With any edict you need to determine who is included.  Who is Japanese-American? Anyone who was 1/16th Japanese fell within this category.  Jews had the Nuremberg laws which had multiple tests to determine what constituted Jewish blood.

Contraband was confiscated and might include cameras, binoculars or family heirlooms such as ceremonial swords.  Dynamite used in farming was considered contraband and resulted in Sudo's uncle being taken in. Her mother under this decree gave away dolls that represented the Imperial court and were used to celebrate Girls’ Day. I found myself thinking of Jews on the other side of the ocean at that time being forced to give up electrical or optical equipment, bicycles, typewriters, records and ultimately radios.  

Japanese-Americans were forced on short notice to abandon homes and businesses, With no more than two weeks notice, and often less, they could bring one suitcase for each person.  Property was often stored for that unknown future.

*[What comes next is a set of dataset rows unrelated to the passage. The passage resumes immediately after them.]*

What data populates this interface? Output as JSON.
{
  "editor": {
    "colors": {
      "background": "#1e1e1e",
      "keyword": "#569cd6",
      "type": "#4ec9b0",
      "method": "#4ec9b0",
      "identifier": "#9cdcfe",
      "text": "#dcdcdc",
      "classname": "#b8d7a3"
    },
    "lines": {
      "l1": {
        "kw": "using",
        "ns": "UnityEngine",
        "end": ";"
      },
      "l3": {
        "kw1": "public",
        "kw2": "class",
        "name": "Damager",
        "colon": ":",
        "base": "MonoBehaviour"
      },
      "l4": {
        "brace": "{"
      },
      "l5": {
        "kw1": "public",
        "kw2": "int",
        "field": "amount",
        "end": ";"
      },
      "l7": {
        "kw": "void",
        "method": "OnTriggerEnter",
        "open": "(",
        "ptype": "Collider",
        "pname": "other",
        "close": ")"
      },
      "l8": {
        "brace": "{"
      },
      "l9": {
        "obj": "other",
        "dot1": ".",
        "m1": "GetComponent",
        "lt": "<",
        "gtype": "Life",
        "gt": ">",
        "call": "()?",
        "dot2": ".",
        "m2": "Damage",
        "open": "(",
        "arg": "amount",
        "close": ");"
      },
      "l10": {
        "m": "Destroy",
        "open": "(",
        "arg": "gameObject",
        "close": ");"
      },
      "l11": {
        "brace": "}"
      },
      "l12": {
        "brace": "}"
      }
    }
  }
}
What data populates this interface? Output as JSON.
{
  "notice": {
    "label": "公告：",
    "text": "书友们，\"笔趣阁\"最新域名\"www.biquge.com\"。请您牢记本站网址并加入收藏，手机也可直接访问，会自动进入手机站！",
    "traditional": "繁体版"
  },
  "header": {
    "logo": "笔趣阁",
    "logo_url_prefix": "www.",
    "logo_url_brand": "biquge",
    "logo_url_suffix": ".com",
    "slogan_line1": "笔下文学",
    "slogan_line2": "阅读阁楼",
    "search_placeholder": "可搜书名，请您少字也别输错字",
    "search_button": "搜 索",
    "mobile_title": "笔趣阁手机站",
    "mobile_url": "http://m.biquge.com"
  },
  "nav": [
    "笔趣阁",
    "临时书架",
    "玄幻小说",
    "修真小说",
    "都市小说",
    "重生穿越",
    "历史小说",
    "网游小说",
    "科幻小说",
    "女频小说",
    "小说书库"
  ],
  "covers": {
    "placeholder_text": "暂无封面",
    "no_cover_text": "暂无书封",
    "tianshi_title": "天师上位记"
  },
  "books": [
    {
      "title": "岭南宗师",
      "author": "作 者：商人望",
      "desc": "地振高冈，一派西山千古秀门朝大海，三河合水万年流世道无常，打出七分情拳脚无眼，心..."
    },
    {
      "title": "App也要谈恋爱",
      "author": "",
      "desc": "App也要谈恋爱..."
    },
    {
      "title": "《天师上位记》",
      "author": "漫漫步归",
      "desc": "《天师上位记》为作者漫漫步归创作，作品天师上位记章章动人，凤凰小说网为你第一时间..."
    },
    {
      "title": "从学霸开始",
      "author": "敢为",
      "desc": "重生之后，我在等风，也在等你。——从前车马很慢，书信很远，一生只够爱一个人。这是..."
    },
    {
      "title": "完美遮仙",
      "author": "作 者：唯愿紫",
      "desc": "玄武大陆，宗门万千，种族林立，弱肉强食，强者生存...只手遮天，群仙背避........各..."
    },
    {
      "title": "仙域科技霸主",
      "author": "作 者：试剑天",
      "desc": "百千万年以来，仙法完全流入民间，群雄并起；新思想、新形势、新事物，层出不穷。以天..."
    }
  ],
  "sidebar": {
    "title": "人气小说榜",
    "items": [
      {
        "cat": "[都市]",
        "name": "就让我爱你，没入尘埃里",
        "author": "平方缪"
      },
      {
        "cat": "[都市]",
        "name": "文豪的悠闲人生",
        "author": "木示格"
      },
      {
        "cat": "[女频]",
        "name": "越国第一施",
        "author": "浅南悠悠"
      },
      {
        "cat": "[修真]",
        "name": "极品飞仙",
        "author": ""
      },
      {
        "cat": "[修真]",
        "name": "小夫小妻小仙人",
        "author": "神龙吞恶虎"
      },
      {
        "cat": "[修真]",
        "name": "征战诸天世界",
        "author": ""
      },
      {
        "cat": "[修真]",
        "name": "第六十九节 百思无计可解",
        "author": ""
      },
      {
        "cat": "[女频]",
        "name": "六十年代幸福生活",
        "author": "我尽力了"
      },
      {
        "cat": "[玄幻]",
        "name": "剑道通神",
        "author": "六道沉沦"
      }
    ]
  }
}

Eighty percent (80%) of stored belongings were “rifled, stolen or sold” in their absence.  Japanese-Americans played an important role in agriculture and 200,000 acres were confiscated or sold under duress to the FSA.  Many of those who sought the removal of Japanese Americans had an underlying objective of economic gain.  Bargain sales presented opportunities for purchasers. (for more info) In the camps the detainees earned $12 to $19 a month, an insufficient amount to pay property taxes on property they had hoped to retain.  I found myself thinking of the forced sales that Jews experienced in the early days of Nazi control, when escape was still an option if one was willing to leave everything behind.

Once in the camps, Japanese-Americans experienced many elements of dehumanization. They were initially housed in former stables. The camps were in barren parts of the country often suffering from extremes in temperature. Crowding was prevalent. Sudo’s family with ten children was allotted two rooms and there was no refrigeration or running water. Communal living resulted in much of their time spent waiting in lines for food. Laundry was done by hand so Sudo’s mother did the laundry for her family of ten children in this manner. Latrines were in the center so they walked to them through rain or snow. And latrines and showers were also communal with no walls dividing them for privacy, similar to what I recalled from my visit to concentration camps in Poland.  

Dehumanization is often a gradual process.  A friend of mine who is a Holocaust survivor, often speaks of how they gradually got used to each progressive step, like a frog in warm water that is slowly brought to a boil. 

There is a common progression that was reflected in both Japanese internment and the treatment of Jews by the Nazis, perhaps common to any effort to isolate a section of the population regardless of the ultimate aim. It is important for us to be attentive to any actions today that reflect any elements of this progression.

-Denigrating a group based on religion or nationality
-Defining the category to be isolated
-Identification via registration
-Removal of community leaders
-Confiscation of “contraband”, particularly that used for communication
-Forced sale or confiscation of property
-Concentration and dehumanization

Ultimately the families were released with a bus ticket and $25 each.  It was not until 1988 that Japanese-Americans received $20,000 and an apology, small compensation for the disruption of lives and the accompanying dehumanization.

We owe a deeper obligation than money and an apology.  We need to take the lessons from that disturbing chapter and apply them to today to assure that we never use bigotry and lies to diminish who we are as a nation.  Now would be a good time to start.



Sally Sudo’s talk was given at Or Emet. Below are some additional sources I found helpful as I considered this topic.


Final Report, Japanese Evacuation from the West Coast, 1942  - documents underlying the evacuation 






Good Overview Sources


Densho: A grassroots organization dedicated to preserving, educating, and sharing the story of World War II-era incarceration of Japanese Americans in order to deepen understandings of American history and inspire action for equity